§ **EXERCISE**: State how many lines of the material below contain the word "globe". Add nothing else.

━━━━━━━━━━

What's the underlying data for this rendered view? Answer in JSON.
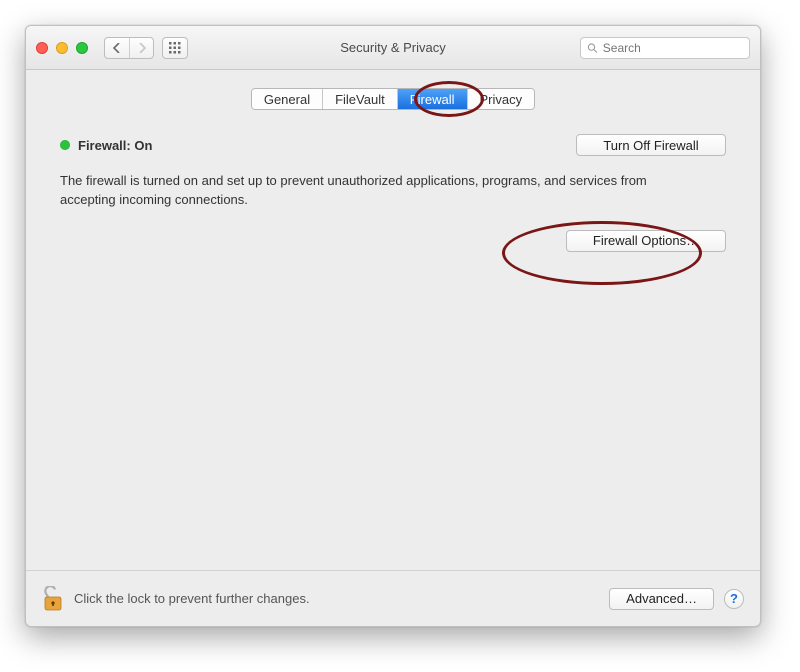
{
  "window": {
    "title": "Security & Privacy"
  },
  "search": {
    "placeholder": "Search"
  },
  "tabs": {
    "general": "General",
    "filevault": "FileVault",
    "firewall": "Firewall",
    "privacy": "Privacy",
    "active": "firewall"
  },
  "status": {
    "label": "Firewall: On",
    "color": "#2ec13c"
  },
  "buttons": {
    "turn_off": "Turn Off Firewall",
    "options": "Firewall Options…",
    "advanced": "Advanced…",
    "help": "?"
  },
  "description": "The firewall is turned on and set up to prevent unauthorized applications, programs, and services from accepting incoming connections.",
  "footer": {
    "lock_text": "Click the lock to prevent further changes."
  }
}
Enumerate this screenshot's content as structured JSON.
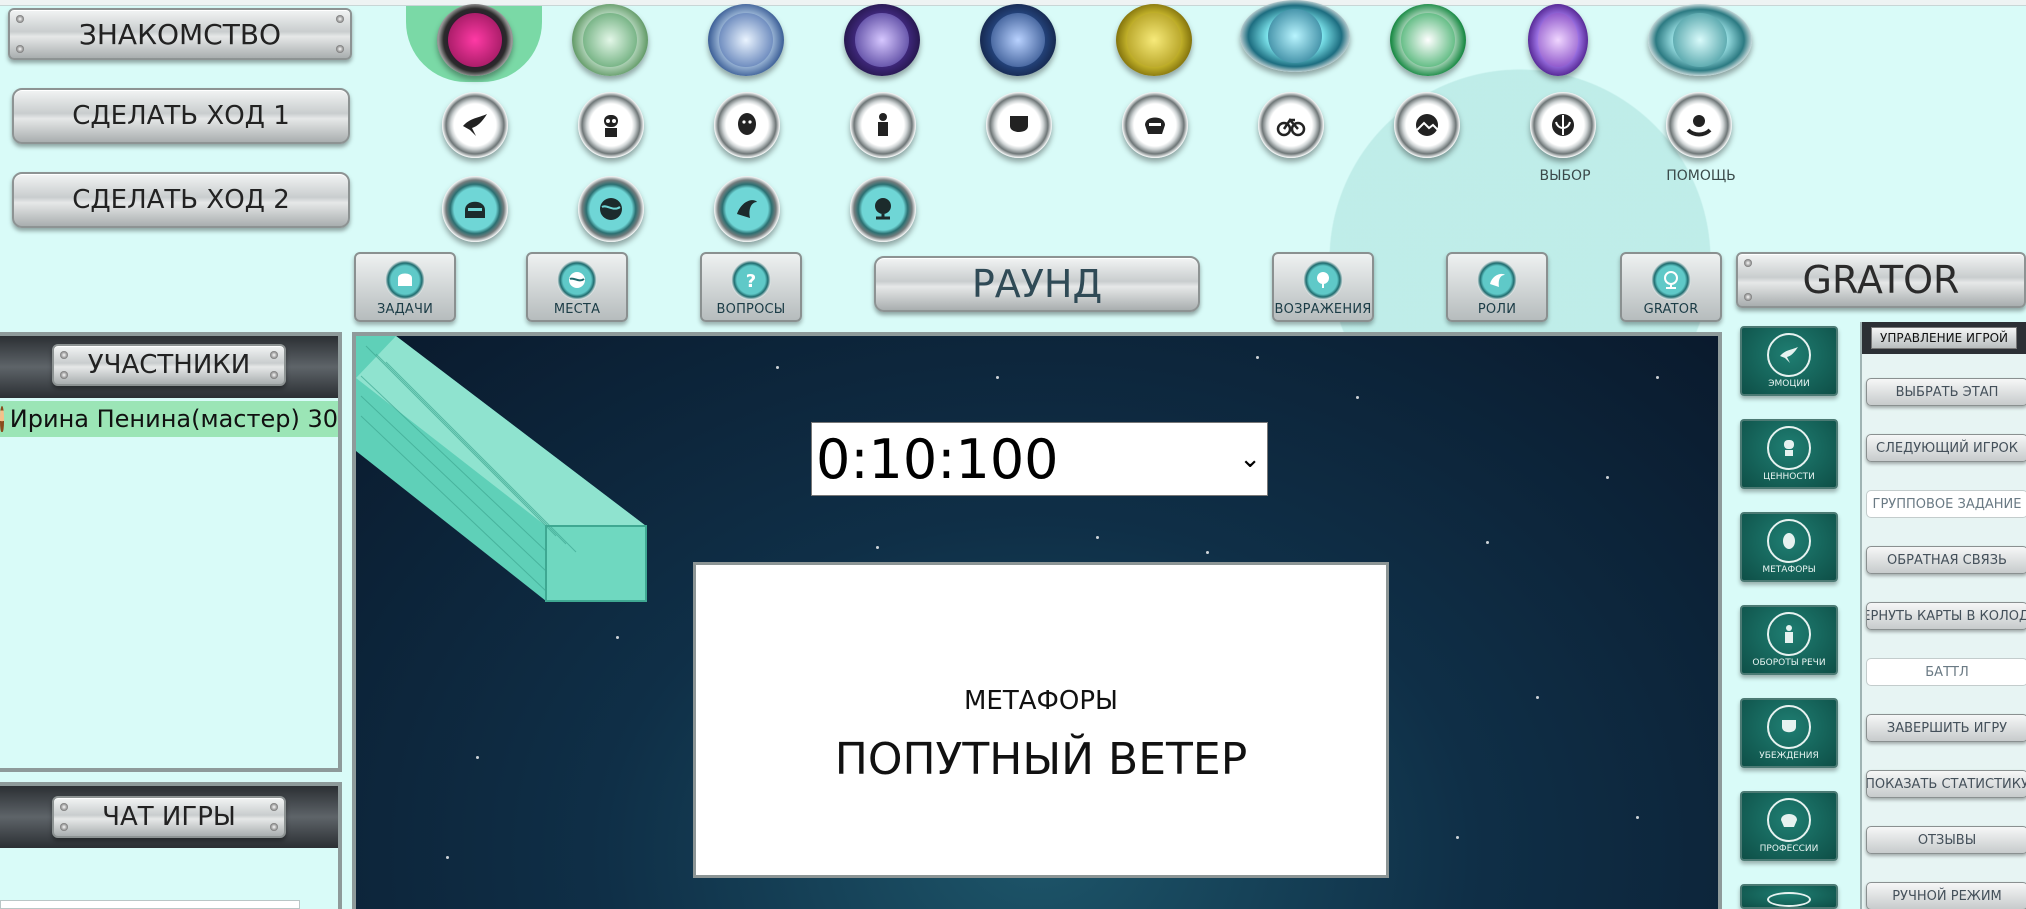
{
  "left_buttons": {
    "acquaintance": "ЗНАКОМСТВО",
    "move1": "СДЕЛАТЬ ХОД 1",
    "move2": "СДЕЛАТЬ ХОД 2"
  },
  "top_icons": {
    "row1": [
      "gem-pink-icon",
      "gem-green-icon",
      "gem-blue-icon",
      "gem-violet-icon",
      "gem-navy-icon",
      "gem-gold-icon",
      "gem-globe-icon",
      "gem-emerald-icon",
      "gem-purple-icon",
      "gem-arch-icon"
    ],
    "row2": [
      "dove-icon",
      "robot-icon",
      "face-icon",
      "statue-icon",
      "mask-icon",
      "helmet-icon",
      "bicycle-icon",
      "landscape-icon",
      "jedi-icon",
      "hand-icon"
    ],
    "row3": [
      "visor-helmet-icon",
      "globe-icon",
      "hand-leaf-icon",
      "globe-stand-icon"
    ],
    "choice_label": "ВЫБОР",
    "help_label": "ПОМОЩЬ"
  },
  "categories": {
    "tasks": "ЗАДАЧИ",
    "places": "МЕСТА",
    "questions": "ВОПРОСЫ",
    "round": "РАУНД",
    "objections": "ВОЗРАЖЕНИЯ",
    "roles": "РОЛИ",
    "grator": "GRATOR"
  },
  "brand": "GRATOR",
  "participants": {
    "title": "УЧАСТНИКИ",
    "players": [
      {
        "name": "Ирина Пенина(мастер) 30"
      }
    ]
  },
  "chat": {
    "title": "ЧАТ ИГРЫ"
  },
  "timer": {
    "value": "0:10:100",
    "chevron": "⌄"
  },
  "card": {
    "category": "МЕТАФОРЫ",
    "text": "ПОПУТНЫЙ ВЕТЕР"
  },
  "side_tiles": [
    "ЭМОЦИИ",
    "ЦЕННОСТИ",
    "МЕТАФОРЫ",
    "ОБОРОТЫ РЕЧИ",
    "УБЕЖДЕНИЯ",
    "ПРОФЕССИИ"
  ],
  "management": {
    "title": "УПРАВЛЕНИЕ ИГРОЙ",
    "buttons": [
      "ВЫБРАТЬ ЭТАП",
      "СЛЕДУЮЩИЙ ИГРОК",
      "ГРУППОВОЕ ЗАДАНИЕ",
      "ОБРАТНАЯ СВЯЗЬ",
      "ВЕРНУТЬ КАРТЫ В КОЛОДЫ",
      "БАТТЛ",
      "ЗАВЕРШИТЬ ИГРУ",
      "ПОКАЗАТЬ СТАТИСТИКУ",
      "ОТЗЫВЫ",
      "РУЧНОЙ РЕЖИМ"
    ]
  },
  "colors": {
    "accent_teal": "#5fd0c4",
    "selected": "#7ad9a6",
    "player_row": "#9be5b6",
    "bg": "#d9fbf8"
  }
}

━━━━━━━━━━

§ **FINAL ANSWER**: 3